WHAT IS NEEDED =>
What's needed is the listing below, repeated word for word with no pictures.

ENTRIES SUPPLIED =>
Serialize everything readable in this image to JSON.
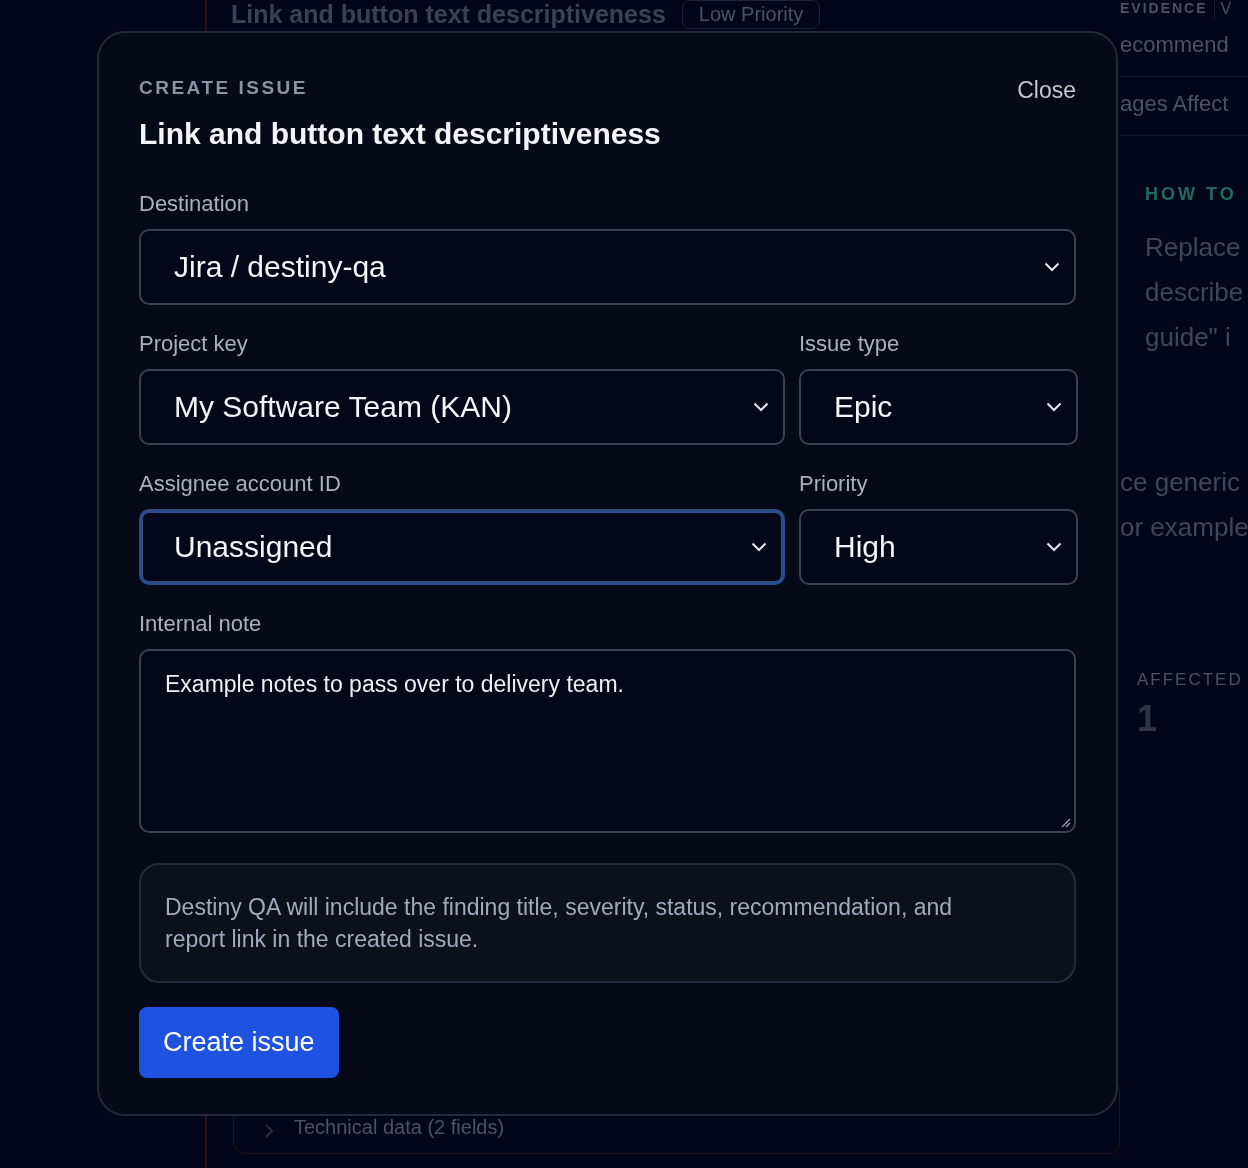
{
  "background": {
    "finding_title": "Link and button text descriptiveness",
    "priority_badge": "Low Priority",
    "evidence_tab": "EVIDENCE",
    "next_tab": "V",
    "side_rows": [
      "ecommend",
      "ages Affect"
    ],
    "how_to_heading": "HOW TO",
    "how_to_lines": [
      "Replace",
      "describe",
      "guide\" i"
    ],
    "example_lines": [
      "ce generic",
      "or example"
    ],
    "affected_label": "AFFECTED",
    "affected_value": "1",
    "technical_toggle": "Technical data (2 fields)"
  },
  "dialog": {
    "eyebrow": "CREATE ISSUE",
    "title": "Link and button text descriptiveness",
    "close": "Close",
    "field_rows": [
      [
        {
          "label": "Destination",
          "value": "Jira / destiny-qa",
          "kind": "select",
          "focused": false
        }
      ],
      [
        {
          "label": "Project key",
          "value": "My Software Team (KAN)",
          "kind": "select",
          "focused": false
        },
        {
          "label": "Issue type",
          "value": "Epic",
          "kind": "select",
          "focused": false
        }
      ],
      [
        {
          "label": "Assignee account ID",
          "value": "Unassigned",
          "kind": "select",
          "focused": true
        },
        {
          "label": "Priority",
          "value": "High",
          "kind": "select",
          "focused": false
        }
      ],
      [
        {
          "label": "Internal note",
          "value": "Example notes to pass over to delivery team.",
          "kind": "textarea",
          "focused": false
        }
      ]
    ],
    "info": "Destiny QA will include the finding title, severity, status, recommendation, and report link in the created issue.",
    "submit": "Create issue"
  }
}
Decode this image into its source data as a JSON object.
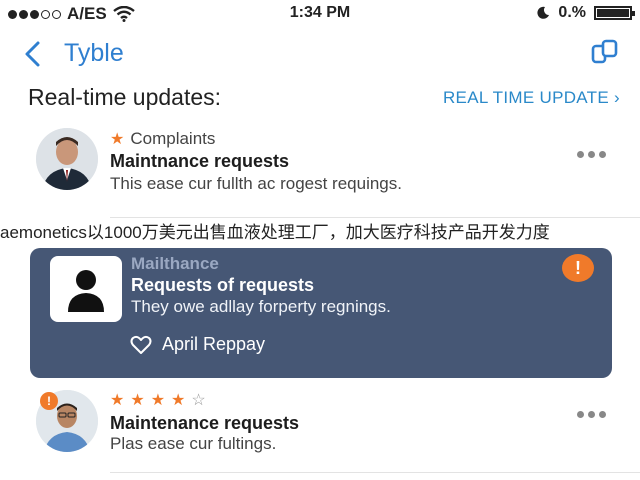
{
  "status": {
    "carrier": "A/ES",
    "time": "1:34 PM",
    "battery": "0.%",
    "signal_filled": 3,
    "signal_total": 5
  },
  "nav": {
    "title": "Tyble"
  },
  "section": {
    "title": "Real-time updates:",
    "link": "REAL TIME UPDATE ›"
  },
  "items": [
    {
      "category": "Complaints",
      "title": "Maintnance requests",
      "desc": "This ease cur fullth ac rogest requings."
    },
    {
      "title": "Maintenance requests",
      "desc": "Plas ease cur fultings.",
      "rating": 4,
      "rating_max": 5,
      "alert": "!"
    }
  ],
  "banner": "aemonetics以1000万美元出售血液处理工厂，加大医疗科技产品开发力度",
  "card": {
    "sender": "Mailthance",
    "title": "Requests of requests",
    "desc": "They owe adllay forperty regnings.",
    "reply": "April Reppay",
    "badge": "!"
  },
  "colors": {
    "accent": "#2f7fd0",
    "card_bg": "#465775",
    "badge": "#f07a2a"
  }
}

RESPONSE =>
Serialize everything readable in this image to JSON.
{
  "background": {
    "finding_title": "Link and button text descriptiveness",
    "priority_badge": "Low Priority",
    "evidence_tab": "EVIDENCE",
    "next_tab": "V",
    "side_rows": [
      "ecommend",
      "ages Affect"
    ],
    "how_to_heading": "HOW TO",
    "how_to_lines": [
      "Replace",
      "describe",
      "guide\" i"
    ],
    "example_lines": [
      "ce generic",
      "or example"
    ],
    "affected_label": "AFFECTED",
    "affected_value": "1",
    "technical_toggle": "Technical data (2 fields)"
  },
  "dialog": {
    "eyebrow": "CREATE ISSUE",
    "title": "Link and button text descriptiveness",
    "close": "Close",
    "field_rows": [
      [
        {
          "label": "Destination",
          "value": "Jira / destiny-qa",
          "kind": "select",
          "focused": false
        }
      ],
      [
        {
          "label": "Project key",
          "value": "My Software Team (KAN)",
          "kind": "select",
          "focused": false
        },
        {
          "label": "Issue type",
          "value": "Epic",
          "kind": "select",
          "focused": false
        }
      ],
      [
        {
          "label": "Assignee account ID",
          "value": "Unassigned",
          "kind": "select",
          "focused": true
        },
        {
          "label": "Priority",
          "value": "High",
          "kind": "select",
          "focused": false
        }
      ],
      [
        {
          "label": "Internal note",
          "value": "Example notes to pass over to delivery team.",
          "kind": "textarea",
          "focused": false
        }
      ]
    ],
    "info": "Destiny QA will include the finding title, severity, status, recommendation, and report link in the created issue.",
    "submit": "Create issue"
  }
}
Decode this image into its source data as a JSON object.
{
  "status": {
    "carrier": "A/ES",
    "time": "1:34 PM",
    "battery": "0.%",
    "signal_filled": 3,
    "signal_total": 5
  },
  "nav": {
    "title": "Tyble"
  },
  "section": {
    "title": "Real-time updates:",
    "link": "REAL TIME UPDATE ›"
  },
  "items": [
    {
      "category": "Complaints",
      "title": "Maintnance requests",
      "desc": "This ease cur fullth ac rogest requings."
    },
    {
      "title": "Maintenance requests",
      "desc": "Plas ease cur fultings.",
      "rating": 4,
      "rating_max": 5,
      "alert": "!"
    }
  ],
  "banner": "aemonetics以1000万美元出售血液处理工厂，加大医疗科技产品开发力度",
  "card": {
    "sender": "Mailthance",
    "title": "Requests of requests",
    "desc": "They owe adllay forperty regnings.",
    "reply": "April Reppay",
    "badge": "!"
  },
  "colors": {
    "accent": "#2f7fd0",
    "card_bg": "#465775",
    "badge": "#f07a2a"
  }
}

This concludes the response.